President Obama and Sen. Lamar Alexander (R., Tenn.) had a (quite civil) disagreement just a few minutes ago about whether the CBO says the Senate bill will raise or lower insurance premiums in the individual market.
On rhetorical grounds, I agree with Rich that Obama won the brief exchange, telling Alexander “I’m pretty sure I’m not wrong” and promising to “settle” the question before the end of the debate. But the issue is a tricky one.
Here’s what the CBO director said of the bill: “The average, unsubsidized premium per person covered (including dependents) for new nongroup policies would be about 10 percent to 13 percent higher in 2016 than the average premium for nongroup coverage in that same year under current law.“
But the president countered by saying the increase would be the result of Americans choosing better coverage, referring to this, also from the CBO director: “Average premiums in this market would be higher than under current law primarily because the typical insurance policy in this market would cover both a substantially larger share of the average enrollee’s costs for health care and a slightly wider range of benefits.”
Point Obama, right?
But the key is that the president said people would choose better coverage at a higher cost. That’s misleading. Once more from the CBO Director:

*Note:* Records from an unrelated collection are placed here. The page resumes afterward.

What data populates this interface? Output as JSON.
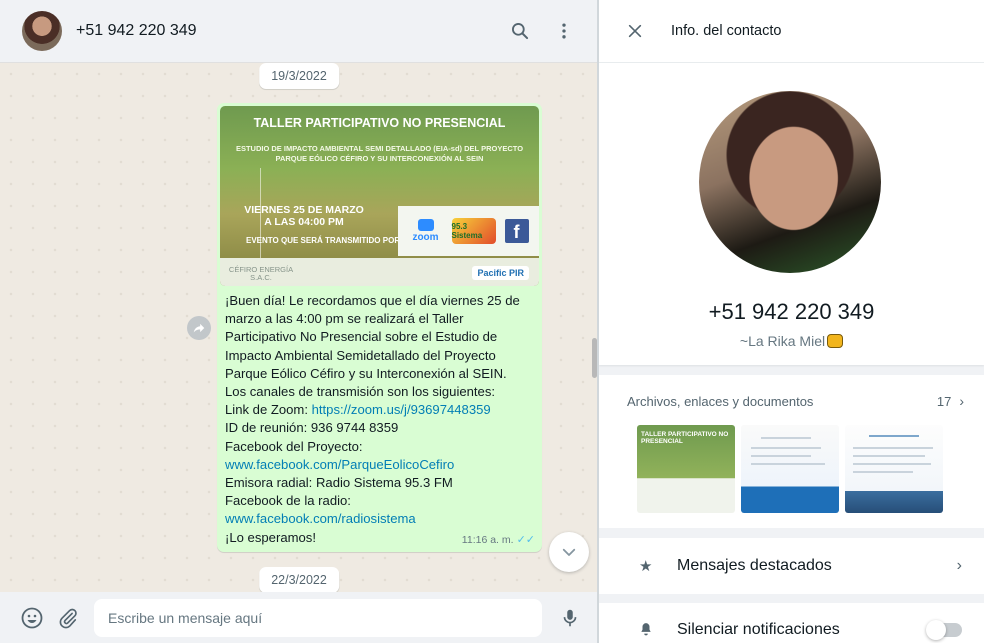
{
  "chat": {
    "header": {
      "contact_name": "+51 942 220 349",
      "search_icon": "search-icon",
      "menu_icon": "more-vertical-icon"
    },
    "dates": [
      "19/3/2022",
      "22/3/2022"
    ],
    "message": {
      "poster": {
        "title": "TALLER PARTICIPATIVO NO PRESENCIAL",
        "subtitle": "ESTUDIO DE IMPACTO AMBIENTAL SEMI DETALLADO (EIA-sd) DEL PROYECTO PARQUE EÓLICO CÉFIRO Y SU INTERCONEXIÓN AL SEIN",
        "date": "VIERNES 25 DE MARZO A LAS 04:00 PM",
        "event_line": "EVENTO QUE SERÁ TRANSMITIDO POR:",
        "zoom_label": "zoom",
        "radio_label": "95.3 Sistema",
        "facebook_label": "f",
        "company": "CÉFIRO ENERGÍA S.A.C.",
        "partner": "Pacific PIR"
      },
      "text_parts": [
        "¡Buen día! Le recordamos que el día viernes 25 de marzo a las 4:00 pm se realizará el Taller Participativo No Presencial sobre el Estudio de Impacto Ambiental Semidetallado del Proyecto Parque Eólico Céfiro y su Interconexión al SEIN.\nLos canales de transmisión son los siguientes:\nLink de Zoom: ",
        "https://zoom.us/j/93697448359",
        "\nID de reunión: 936 9744 8359\nFacebook del Proyecto:\n",
        "www.facebook.com/ParqueEolicoCefiro",
        "\nEmisora radial: Radio Sistema 95.3 FM\nFacebook de la radio:\n",
        "www.facebook.com/radiosistema",
        "\n¡Lo esperamos!"
      ],
      "time": "11:16 a. m.",
      "status": "read"
    },
    "composer": {
      "placeholder": "Escribe un mensaje aquí",
      "emoji_icon": "emoji-icon",
      "attach_icon": "paperclip-icon",
      "mic_icon": "microphone-icon"
    }
  },
  "info": {
    "title": "Info. del contacto",
    "phone": "+51 942 220 349",
    "about": "~La Rika Miel",
    "media": {
      "label": "Archivos, enlaces y documentos",
      "count": "17",
      "thumb1_text": "TALLER PARTICIPATIVO NO PRESENCIAL"
    },
    "starred_label": "Mensajes destacados",
    "mute_label": "Silenciar notificaciones",
    "mute_enabled": false
  },
  "colors": {
    "bubble_out": "#d9fdd3",
    "link": "#027eb5",
    "read_ticks": "#53bdeb",
    "panel_bg": "#f0f2f5"
  }
}
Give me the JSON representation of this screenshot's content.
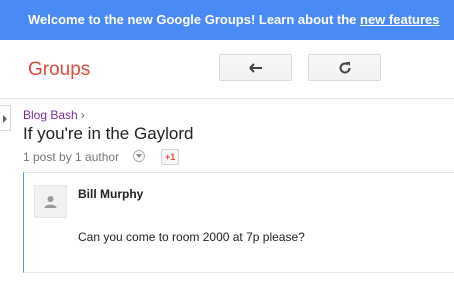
{
  "banner": {
    "message": "Welcome to the new Google Groups! Learn about the ",
    "link_text": "new features"
  },
  "header": {
    "app_title": "Groups",
    "back_icon": "arrow-left-icon",
    "refresh_icon": "refresh-icon"
  },
  "sidebar": {
    "toggle_icon": "chevron-right-icon"
  },
  "topic": {
    "breadcrumb_group": "Blog Bash",
    "breadcrumb_sep": "›",
    "title": "If you're in the Gaylord",
    "meta": "1 post by 1 author",
    "gplus_label": "+1"
  },
  "post": {
    "author": "Bill Murphy",
    "body": "Can you come to room 2000 at 7p please?",
    "avatar_icon": "person-icon"
  },
  "colors": {
    "banner_bg": "#4a8af4",
    "app_title": "#dd4b39",
    "breadcrumb": "#7a2d9a",
    "post_accent": "#4d90fe"
  }
}
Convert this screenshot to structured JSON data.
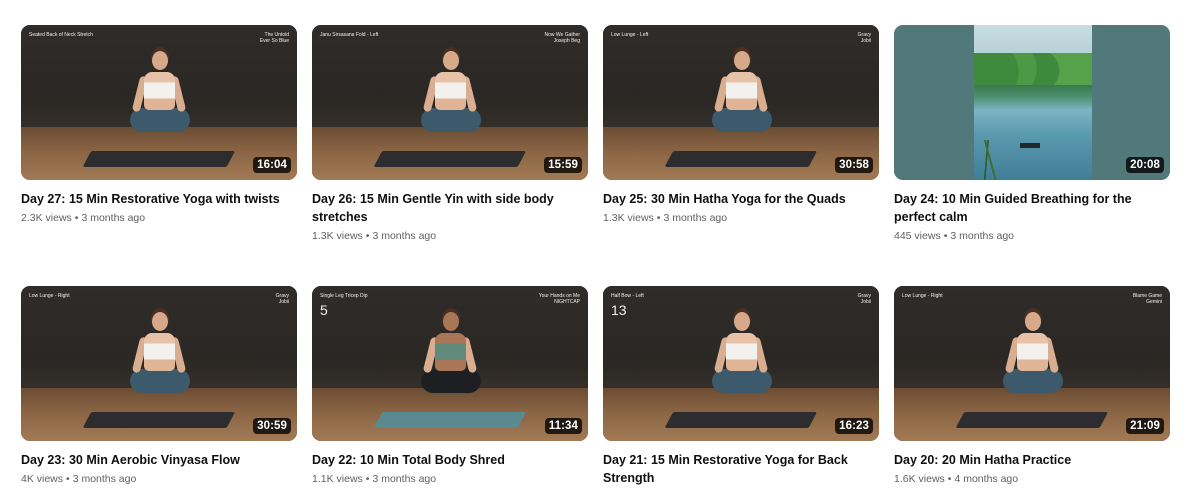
{
  "videos": [
    {
      "title": "Day 27: 15 Min Restorative Yoga with twists",
      "views": "2.3K views",
      "age": "3 months ago",
      "duration": "16:04",
      "overlay_left": "Seated Back of Neck Stretch",
      "overlay_right": "The Untold\nEver So Blue",
      "counter": "",
      "thumbnail_kind": "yoga"
    },
    {
      "title": "Day 26: 15 Min Gentle Yin with side body stretches",
      "views": "1.3K views",
      "age": "3 months ago",
      "duration": "15:59",
      "overlay_left": "Janu Sirsasana Fold - Left",
      "overlay_right": "Now We Gather\nJoseph Beg",
      "counter": "",
      "thumbnail_kind": "yoga"
    },
    {
      "title": "Day 25: 30 Min Hatha Yoga for the Quads",
      "views": "1.3K views",
      "age": "3 months ago",
      "duration": "30:58",
      "overlay_left": "Low Lunge - Left",
      "overlay_right": "Gravy\nJobii",
      "counter": "",
      "thumbnail_kind": "yoga"
    },
    {
      "title": "Day 24: 10 Min Guided Breathing for the perfect calm",
      "views": "445 views",
      "age": "3 months ago",
      "duration": "20:08",
      "overlay_left": "",
      "overlay_right": "",
      "counter": "",
      "thumbnail_kind": "nature"
    },
    {
      "title": "Day 23: 30 Min Aerobic Vinyasa Flow",
      "views": "4K views",
      "age": "3 months ago",
      "duration": "30:59",
      "overlay_left": "Low Lunge - Right",
      "overlay_right": "Gravy\nJobii",
      "counter": "",
      "thumbnail_kind": "yoga"
    },
    {
      "title": "Day 22: 10 Min Total Body Shred",
      "views": "1.1K views",
      "age": "3 months ago",
      "duration": "11:34",
      "overlay_left": "Single Leg Tricep Dip",
      "overlay_right": "Your Hands on Me\nNIGHTCAP",
      "counter": "5",
      "thumbnail_kind": "yoga"
    },
    {
      "title": "Day 21: 15 Min Restorative Yoga for Back Strength",
      "views": "",
      "age": "",
      "duration": "16:23",
      "overlay_left": "Half Bow - Left",
      "overlay_right": "Gravy\nJobii",
      "counter": "13",
      "thumbnail_kind": "yoga"
    },
    {
      "title": "Day 20: 20 Min Hatha Practice",
      "views": "1.6K views",
      "age": "4 months ago",
      "duration": "21:09",
      "overlay_left": "Low Lunge - Right",
      "overlay_right": "Blame Game\nGemini",
      "counter": "",
      "thumbnail_kind": "yoga"
    }
  ],
  "separator": "•"
}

That outcome would reflect the requirement that all new policies in the nongroup (and small group) market cover at least a minimum specified set of “essential health benefits”; the requirement that such policies have a certain minimum actuarial value (that is, the percentage of costs for covered services that the insurer pays); and the design of the federal subsidies, which would encourage many enrollees in the newly established insurance exchanges to join plans with an actuarial value above the required minimum.
So Americans would “choose” more expensive plans because the government would make typical plans more expensive via sweeping new regulations, and would shift the added cost to the taxpayer through massive subsidies.

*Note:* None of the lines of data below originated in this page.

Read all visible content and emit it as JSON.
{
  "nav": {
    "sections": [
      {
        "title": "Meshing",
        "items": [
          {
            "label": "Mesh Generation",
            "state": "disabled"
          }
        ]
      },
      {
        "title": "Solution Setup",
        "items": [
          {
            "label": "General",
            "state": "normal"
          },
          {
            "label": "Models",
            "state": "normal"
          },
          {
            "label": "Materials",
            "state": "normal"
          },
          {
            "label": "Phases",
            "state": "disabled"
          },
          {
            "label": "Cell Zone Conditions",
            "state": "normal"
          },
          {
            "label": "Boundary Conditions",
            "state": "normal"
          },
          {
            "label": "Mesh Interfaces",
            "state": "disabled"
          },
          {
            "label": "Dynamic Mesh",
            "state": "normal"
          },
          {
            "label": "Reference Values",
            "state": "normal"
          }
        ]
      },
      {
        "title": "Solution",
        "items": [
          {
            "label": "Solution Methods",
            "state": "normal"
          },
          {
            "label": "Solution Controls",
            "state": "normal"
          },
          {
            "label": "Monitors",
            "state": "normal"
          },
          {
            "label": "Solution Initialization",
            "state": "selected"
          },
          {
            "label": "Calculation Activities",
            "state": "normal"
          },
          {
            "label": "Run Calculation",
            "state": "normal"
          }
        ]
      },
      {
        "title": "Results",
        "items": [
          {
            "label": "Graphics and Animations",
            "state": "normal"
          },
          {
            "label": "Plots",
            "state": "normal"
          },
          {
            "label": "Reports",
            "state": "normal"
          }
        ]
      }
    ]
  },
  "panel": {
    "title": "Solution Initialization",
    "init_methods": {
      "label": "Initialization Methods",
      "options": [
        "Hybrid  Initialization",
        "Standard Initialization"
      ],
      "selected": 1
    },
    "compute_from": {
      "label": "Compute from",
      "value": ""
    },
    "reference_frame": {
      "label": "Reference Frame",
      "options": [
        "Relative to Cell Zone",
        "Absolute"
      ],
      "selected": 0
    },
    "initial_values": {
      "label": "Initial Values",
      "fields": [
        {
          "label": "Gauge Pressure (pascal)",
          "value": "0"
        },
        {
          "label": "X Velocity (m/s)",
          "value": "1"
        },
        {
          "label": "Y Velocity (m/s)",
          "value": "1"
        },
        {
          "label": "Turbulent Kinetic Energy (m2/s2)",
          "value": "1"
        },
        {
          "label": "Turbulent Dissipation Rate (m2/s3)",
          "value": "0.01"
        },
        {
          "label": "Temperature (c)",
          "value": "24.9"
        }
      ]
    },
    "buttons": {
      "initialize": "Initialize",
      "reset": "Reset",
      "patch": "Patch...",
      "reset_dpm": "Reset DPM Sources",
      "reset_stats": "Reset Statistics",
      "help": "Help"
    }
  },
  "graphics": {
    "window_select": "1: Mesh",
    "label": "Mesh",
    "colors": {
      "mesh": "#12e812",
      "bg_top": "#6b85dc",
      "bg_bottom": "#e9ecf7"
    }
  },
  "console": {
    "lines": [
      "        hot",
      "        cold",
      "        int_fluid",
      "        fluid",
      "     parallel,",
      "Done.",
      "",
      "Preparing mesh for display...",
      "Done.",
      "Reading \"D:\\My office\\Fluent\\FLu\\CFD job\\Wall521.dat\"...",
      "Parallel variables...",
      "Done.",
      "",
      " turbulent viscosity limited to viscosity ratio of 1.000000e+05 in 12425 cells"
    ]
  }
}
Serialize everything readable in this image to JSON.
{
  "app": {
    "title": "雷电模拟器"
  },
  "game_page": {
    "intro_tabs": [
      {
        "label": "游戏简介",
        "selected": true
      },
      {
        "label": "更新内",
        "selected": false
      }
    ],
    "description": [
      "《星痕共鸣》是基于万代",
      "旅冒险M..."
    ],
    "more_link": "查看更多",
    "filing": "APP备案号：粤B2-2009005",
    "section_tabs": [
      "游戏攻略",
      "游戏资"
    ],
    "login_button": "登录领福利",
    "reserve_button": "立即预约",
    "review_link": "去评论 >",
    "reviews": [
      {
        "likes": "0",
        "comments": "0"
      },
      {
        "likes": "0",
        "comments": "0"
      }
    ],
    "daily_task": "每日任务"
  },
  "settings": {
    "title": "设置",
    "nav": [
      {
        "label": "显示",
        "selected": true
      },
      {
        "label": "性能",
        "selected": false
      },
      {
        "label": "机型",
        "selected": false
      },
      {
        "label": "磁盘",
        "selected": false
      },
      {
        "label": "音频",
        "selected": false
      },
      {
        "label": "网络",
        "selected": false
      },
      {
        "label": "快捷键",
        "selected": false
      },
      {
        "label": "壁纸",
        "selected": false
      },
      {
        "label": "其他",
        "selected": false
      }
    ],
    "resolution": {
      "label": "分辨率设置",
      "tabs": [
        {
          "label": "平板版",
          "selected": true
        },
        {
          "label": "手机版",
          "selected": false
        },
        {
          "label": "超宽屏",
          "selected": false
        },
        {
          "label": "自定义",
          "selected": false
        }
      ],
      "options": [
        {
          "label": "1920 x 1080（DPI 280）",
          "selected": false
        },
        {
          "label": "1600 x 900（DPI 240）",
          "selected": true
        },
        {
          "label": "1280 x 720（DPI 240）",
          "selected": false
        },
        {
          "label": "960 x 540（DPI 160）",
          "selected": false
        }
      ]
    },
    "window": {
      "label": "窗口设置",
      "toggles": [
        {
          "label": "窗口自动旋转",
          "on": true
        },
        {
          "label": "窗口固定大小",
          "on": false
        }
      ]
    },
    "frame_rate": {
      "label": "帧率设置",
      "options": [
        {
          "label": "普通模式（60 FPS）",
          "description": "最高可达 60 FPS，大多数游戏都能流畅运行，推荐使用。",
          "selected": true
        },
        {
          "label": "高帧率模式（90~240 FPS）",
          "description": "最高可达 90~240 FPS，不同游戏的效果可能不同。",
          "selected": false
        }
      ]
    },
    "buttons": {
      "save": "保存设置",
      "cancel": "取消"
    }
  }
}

Final score: Whether one thinks that it was Alexander or Obama who won on the semantics, there is no question that we all lose on the substance.

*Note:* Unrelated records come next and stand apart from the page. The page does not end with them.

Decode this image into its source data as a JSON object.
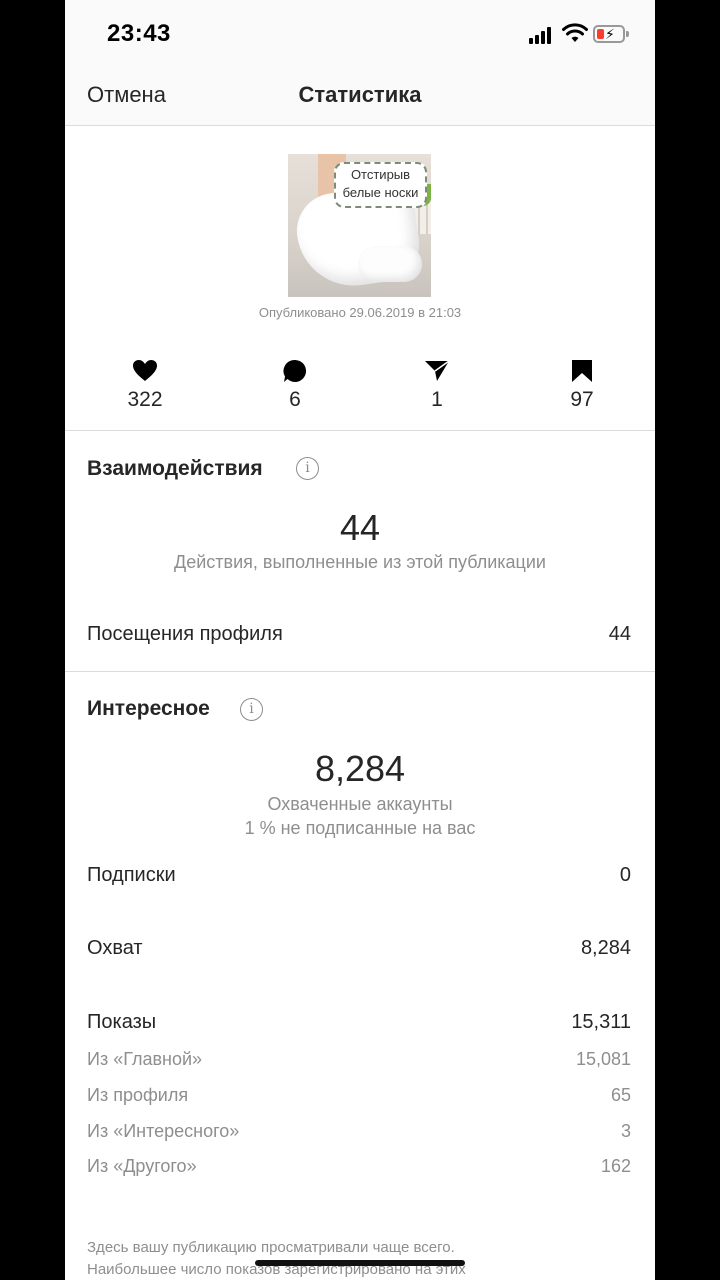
{
  "status": {
    "time": "23:43"
  },
  "nav": {
    "cancel": "Отмена",
    "title": "Статистика"
  },
  "post": {
    "thumb_text_line1": "Отстирыв",
    "thumb_text_line2": "белые носки",
    "published": "Опубликовано 29.06.2019 в 21:03"
  },
  "metrics": [
    {
      "icon": "heart-icon",
      "value": "322"
    },
    {
      "icon": "comment-icon",
      "value": "6"
    },
    {
      "icon": "send-icon",
      "value": "1"
    },
    {
      "icon": "bookmark-icon",
      "value": "97"
    }
  ],
  "interactions": {
    "title": "Взаимодействия",
    "total": "44",
    "caption": "Действия, выполненные из этой публикации",
    "rows": [
      {
        "label": "Посещения профиля",
        "value": "44"
      }
    ]
  },
  "discovery": {
    "title": "Интересное",
    "total": "8,284",
    "caption1": "Охваченные аккаунты",
    "caption2": "1 % не подписанные на вас",
    "rows": [
      {
        "label": "Подписки",
        "value": "0"
      },
      {
        "label": "Охват",
        "value": "8,284"
      },
      {
        "label": "Показы",
        "value": "15,311"
      }
    ],
    "impressions": [
      {
        "label": "Из «Главной»",
        "value": "15,081"
      },
      {
        "label": "Из профиля",
        "value": "65"
      },
      {
        "label": "Из «Интересного»",
        "value": "3"
      },
      {
        "label": "Из «Другого»",
        "value": "162"
      }
    ]
  },
  "footer": {
    "line1": "Здесь вашу публикацию просматривали чаще всего.",
    "line2": "Наибольшее число показов зарегистрировано на этих"
  },
  "colors": {
    "text": "#262626",
    "secondary": "#8e8e8e",
    "divider": "#dbdbdb",
    "battery_low": "#ff3b30"
  }
}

UPDATE: Senator Kyl (R., Ariz.) just gave the lie to the Obama claim quite effectively. He’s been the best Republican so far. Kyl focused on how the fact that the bill needs to raise so much revenue leads it to hurt some of the very people it is intended to help, e.g., raising the bar for deducting catastrophic health-care costs from taxes would impact middle-aged, middle-class Americans most.